After Mysuru, Delta Plus case reported in Bengaluru
Govt. monitoring emergence of new variants: Sudhakar
A day after Karnataka’s first case of Delta Plus variant was reported in Mysuru, another case was detected in Bengaluru on Wednesday.
Health and Medical Education Minister K. Sudhakar said the information had been shared with the Union Health Ministry and the government was carefully monitoring the emergence of new variants. Six more genome labs would be set up in the State.
The Bengaluru patient is an 86-year-old resident of Ashok Nagar, who had symptoms of influenza like illness (ILI). He had got one dose of COVID-19 vaccine when his sample was collected in May and sent to the genome sequencing lab in NIMHANS.
Meanwhile, Health officials in Mysuru are awaiting the results of one more batch of samples sent to NIMHANS for genome sequencing.
Dean and Director of Mysore Medical College and Research Institute (MMC&RI) Nanjaraj said 40 samples had been sent to NIMHANS last month in two batches. While the first batch of 21 samples sent in the first week of May had reported one case of Delta Plus, the results of the second batch of 19 samples sent about a fortnight later are still awaited.
The youth, whose sample had shown Delta Plus variant in genome sequencing, was asymptomatic and did not have to undergo hospitalisation.
Sources clarified that both the persons found to have been infected with Delta Plus in Karnataka did not have any history of foreign travel. The new Delta Plus variant h ad been formed due to a mutation in the highly contagious Delta or B.1.617.2 variant, first identified in India and one of the drivers of the second wave.
On its virulence
V. Ravi, nodal officer for genomic confirmation of SARS-CoV-2 in Karnataka, who also heads the State Genomic Surveillance Committee, said there is still no evidence to show if Delta Plus was more virulent and caused a severe form of disease.
“The only difference noted is that Delta Plus is resistant to the monoclonal antibody cocktail treatment for COVID-19 recently authorised in India,” he said.
Asserting that available data did not justify unnecessary concerns being raised over Delta Plus, Dr. Ravi said if the variant was more virulent than the variants detected previously, cases should have surged across districts in Karnataka by now as both the samples were collected in May.
“We should not speculate on the severity and transmissibility of the new variant unless there is more data available. All new mutations replace the previous mutation and Delta Plus too may turn out to be a variant that can replace Delta,” he explained.
So far, a total of 40 cases of Delta Plus variant had been detected in the country.

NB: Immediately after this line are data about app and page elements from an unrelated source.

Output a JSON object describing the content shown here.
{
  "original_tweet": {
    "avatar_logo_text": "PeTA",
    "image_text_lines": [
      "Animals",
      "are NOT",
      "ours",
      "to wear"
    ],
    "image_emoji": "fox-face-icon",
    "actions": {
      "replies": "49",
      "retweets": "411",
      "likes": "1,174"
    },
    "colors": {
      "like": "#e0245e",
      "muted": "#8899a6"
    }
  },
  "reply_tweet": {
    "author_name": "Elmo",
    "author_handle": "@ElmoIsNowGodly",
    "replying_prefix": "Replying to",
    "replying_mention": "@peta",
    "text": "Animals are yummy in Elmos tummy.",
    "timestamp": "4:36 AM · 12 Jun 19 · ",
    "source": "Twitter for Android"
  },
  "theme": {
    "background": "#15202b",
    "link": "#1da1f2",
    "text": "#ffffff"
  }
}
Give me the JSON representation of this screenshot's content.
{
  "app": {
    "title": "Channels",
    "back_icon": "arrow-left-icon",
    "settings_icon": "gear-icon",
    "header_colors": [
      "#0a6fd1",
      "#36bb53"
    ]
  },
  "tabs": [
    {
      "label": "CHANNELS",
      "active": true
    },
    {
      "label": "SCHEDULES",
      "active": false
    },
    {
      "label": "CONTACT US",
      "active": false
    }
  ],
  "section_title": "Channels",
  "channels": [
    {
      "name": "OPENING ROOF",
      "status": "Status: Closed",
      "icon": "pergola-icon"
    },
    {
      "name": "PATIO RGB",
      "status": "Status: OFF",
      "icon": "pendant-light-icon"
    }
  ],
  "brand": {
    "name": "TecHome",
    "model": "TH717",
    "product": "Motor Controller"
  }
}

Most of the infections have been reported from Maharashtra, Madhya Pradesh, Kerala, and Tamil Nadu. On Tuesday, Union Health Secretary Rajesh Bhushan wrote to chief secretaries of Maharashtra, Madhya Pradesh and Kerala asking them to take up immediate containment measures.